Debugging your Clarion APP with DebugView (Clarion 6.3)

Sometimes I wonder if everything in my programs run as I planned it. One easy way to follow-up what the EXE is just performing is to put a MESSAGE() or a STOP() in the source with some meaningful text. That way I can see whether a variable has got the right value or not
But that is a quite pedestrian and, I have to confess, rather clumsy way to "debug" a program.
With the help from the guys on the Clarion-Chat on Skype, namely Mark Goldberg and Olivier Cretey, I found a very easy way to improve my debugging.

First of all, you need a Third-Party-Tool called DebugView. It was written by Mark Russinovich and Bryce Cogswell, who distributed their tools under the label SysInternals for free. These guys were so smart that Microsoft finally hired them. Mark and Bryce agreed with Microsoft that their toolbox is continued and remains free! You can get the entire toolbox from this website which then redirects you to Microsofts TechNet. Go there and pick DebugView (its under "Miscellanous Utilities") or better get the entire Sysinternals Suite and install it on your machine!

Back to Clarion, your first step is to open Global Properties -> Embeds and insert this into your Global Map:

    dbgView(String DebugString)
The next step is to put the following into an embed in Program Procedures:

Clarion for Windows v6.0 to present

dbgView Procedure(String DebugString)  
DB  CString(SIZE(DebugString)+1)  ! define a variable that has the same size as the parameter we receive plus 1 character 
  DB = DebugString

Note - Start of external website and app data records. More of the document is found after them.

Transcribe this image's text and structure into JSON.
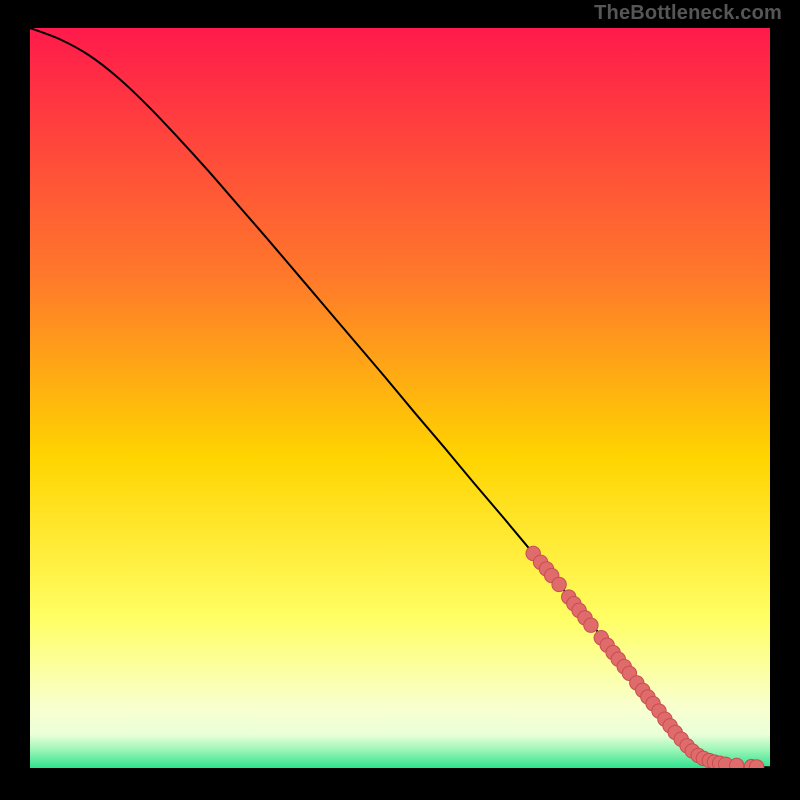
{
  "attribution": "TheBottleneck.com",
  "colors": {
    "background": "#000000",
    "gradient_top": "#ff1a4b",
    "gradient_mid_upper": "#ff6a2d",
    "gradient_mid": "#ffd400",
    "gradient_mid_lower": "#ffff66",
    "gradient_lower": "#f8ffd0",
    "gradient_green": "#2fe28e",
    "curve": "#000000",
    "point_fill": "#e06b6b",
    "point_stroke": "#c74d52"
  },
  "chart_data": {
    "type": "line",
    "title": "",
    "xlabel": "",
    "ylabel": "",
    "xlim": [
      0,
      100
    ],
    "ylim": [
      0,
      100
    ],
    "series": [
      {
        "name": "curve",
        "x": [
          0,
          4,
          8,
          12,
          16,
          20,
          24,
          28,
          32,
          36,
          40,
          44,
          48,
          52,
          56,
          60,
          64,
          68,
          72,
          76,
          80,
          82,
          84,
          86,
          88,
          90,
          92,
          94,
          96,
          98,
          100
        ],
        "y": [
          100,
          98.5,
          96.3,
          93.2,
          89.4,
          85.2,
          80.8,
          76.2,
          71.6,
          66.9,
          62.2,
          57.5,
          52.8,
          48.0,
          43.3,
          38.5,
          33.8,
          29.0,
          24.2,
          19.3,
          14.3,
          11.8,
          9.3,
          6.8,
          4.4,
          2.4,
          1.2,
          0.6,
          0.3,
          0.15,
          0.1
        ]
      }
    ],
    "scatter_points": {
      "name": "markers",
      "points": [
        {
          "x": 68.0,
          "y": 29.0
        },
        {
          "x": 69.0,
          "y": 27.8
        },
        {
          "x": 69.8,
          "y": 26.9
        },
        {
          "x": 70.5,
          "y": 26.0
        },
        {
          "x": 71.5,
          "y": 24.8
        },
        {
          "x": 72.8,
          "y": 23.1
        },
        {
          "x": 73.5,
          "y": 22.2
        },
        {
          "x": 74.2,
          "y": 21.3
        },
        {
          "x": 75.0,
          "y": 20.3
        },
        {
          "x": 75.8,
          "y": 19.3
        },
        {
          "x": 77.2,
          "y": 17.6
        },
        {
          "x": 78.0,
          "y": 16.6
        },
        {
          "x": 78.8,
          "y": 15.6
        },
        {
          "x": 79.5,
          "y": 14.7
        },
        {
          "x": 80.3,
          "y": 13.7
        },
        {
          "x": 81.0,
          "y": 12.8
        },
        {
          "x": 82.0,
          "y": 11.5
        },
        {
          "x": 82.8,
          "y": 10.5
        },
        {
          "x": 83.5,
          "y": 9.6
        },
        {
          "x": 84.2,
          "y": 8.7
        },
        {
          "x": 85.0,
          "y": 7.7
        },
        {
          "x": 85.8,
          "y": 6.6
        },
        {
          "x": 86.5,
          "y": 5.7
        },
        {
          "x": 87.2,
          "y": 4.8
        },
        {
          "x": 88.0,
          "y": 3.9
        },
        {
          "x": 88.8,
          "y": 3.0
        },
        {
          "x": 89.5,
          "y": 2.3
        },
        {
          "x": 90.3,
          "y": 1.7
        },
        {
          "x": 91.0,
          "y": 1.3
        },
        {
          "x": 91.8,
          "y": 1.0
        },
        {
          "x": 92.5,
          "y": 0.8
        },
        {
          "x": 93.2,
          "y": 0.65
        },
        {
          "x": 94.0,
          "y": 0.5
        },
        {
          "x": 95.5,
          "y": 0.35
        },
        {
          "x": 97.5,
          "y": 0.2
        },
        {
          "x": 98.2,
          "y": 0.15
        }
      ]
    }
  }
}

Clarion for Windows v2.0 to present

dbgView Procedure(String DebugString)  
DB  &CSTRING  ! define a variable that has the same size as the parameter we receive plus 1 character 
  DB &= NEW CSTRING( SIZE(DebugString) + 1)
  DB = DebugString
Now you can use DebugView to watch right into your EXE using this new function dbgView()!

How to do that?

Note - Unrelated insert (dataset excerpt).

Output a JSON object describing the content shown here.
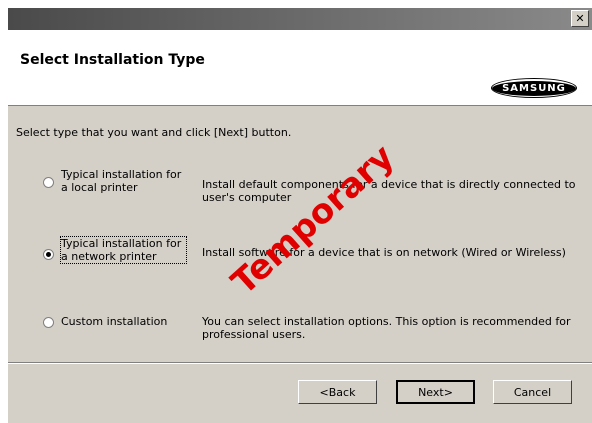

It is as simple as this: put that dbgView() with a somewhat meaningful text somewhere in your code - with a questionmark in front of it.

? dbgView('The LOOP starts in the very next line')
        IF somecondition THEN
? dbgView('somecondition found, Break should happen now')		
? dbgView('The LOOP has just finished at Record-No. ' & i)
You will now see the messages in your dbgView()-statements being displayed in the DebugView window.

Note the red colour of the questionmarks. This means, that they are in the first column of the source code.
When you do a final compile of your EXE with DEBUG OFF, then all source that begins with a questionmark will be omitted.

If you get too many information listed in DebugView, you may use a filter based on a string in the output. If you like, you could modify the DEBUG procedure by enhancing a prefix into the output.
   DB = 'MyExe: ' & DebugString

But in this case you also need to modify the length of DB
DB CString(SIZE(DebugString)+1+7) - because 'MyExe: ' needs these 7 extra characters. Otherwise your output in DebugView would miss the last 7 characters.

Now turn on the filter to include only output that holds "MyExe" you will see only those messages that are sent from your program.

Thats all! Add salt and pepper as you like....

You can download the sample source (Clarion 6.3 EE). This page was made on 16.05.2011.

DebugView works well with Clarion 5.5 also.

To make it even easier, the Clarion-style, here is a template that includes the source for you.
However, when you are new to Clarion, please set up a test application before, where you add the source manually. Then you might inspect the template source itself. Just to understand, what happens under the hood.
The template:

If you are new to Clarion, use following steps to add the template to your IDE (Clarion 10 or higher):
Extract the template from the ZIP to the directory, where all 3rd-Party templates are located.
in my case it is


Now open your IDE and go this path:
Main Menu => Extras => Edit Template Registry
Now click on "Register" and point to this directory, where the template sits.
When you create a new APP, you then simply add this DebugView-source via insert on "Global Extensions". Select wodbgview from the list. You can jump there by pressing the "w" or just by jumping to the very end.
Now you can use dbgview() in you APP.
In case you want to use it only on your development machine, but disable any Debug-output at your customers, you may use the global variable Global:DebugON, to toggle between 1 or TRUE and 0 or FALSE.
Set this variable based on a condition, like
IF EXISTS('drive:\path\yourProject.APP') THEN
    Global:DebugON = TRUE
    Global:DebugON = FALSE
or shorter
Global:DebugON = CHOOSE(EXISTS('drive:\path\yourProject.APP'), TRUE, FALSE)
Please note, this variable is not in the original source at the top of this page. I added it for the template. So, inspect the template and you will find it.

Page updated on 04. Nov. 2019

Dave Schwartz: "Well, I would say that this was a few minutes very well spent. 'DebugView' was just the leg up I needed in getting started."

Here you find some more samples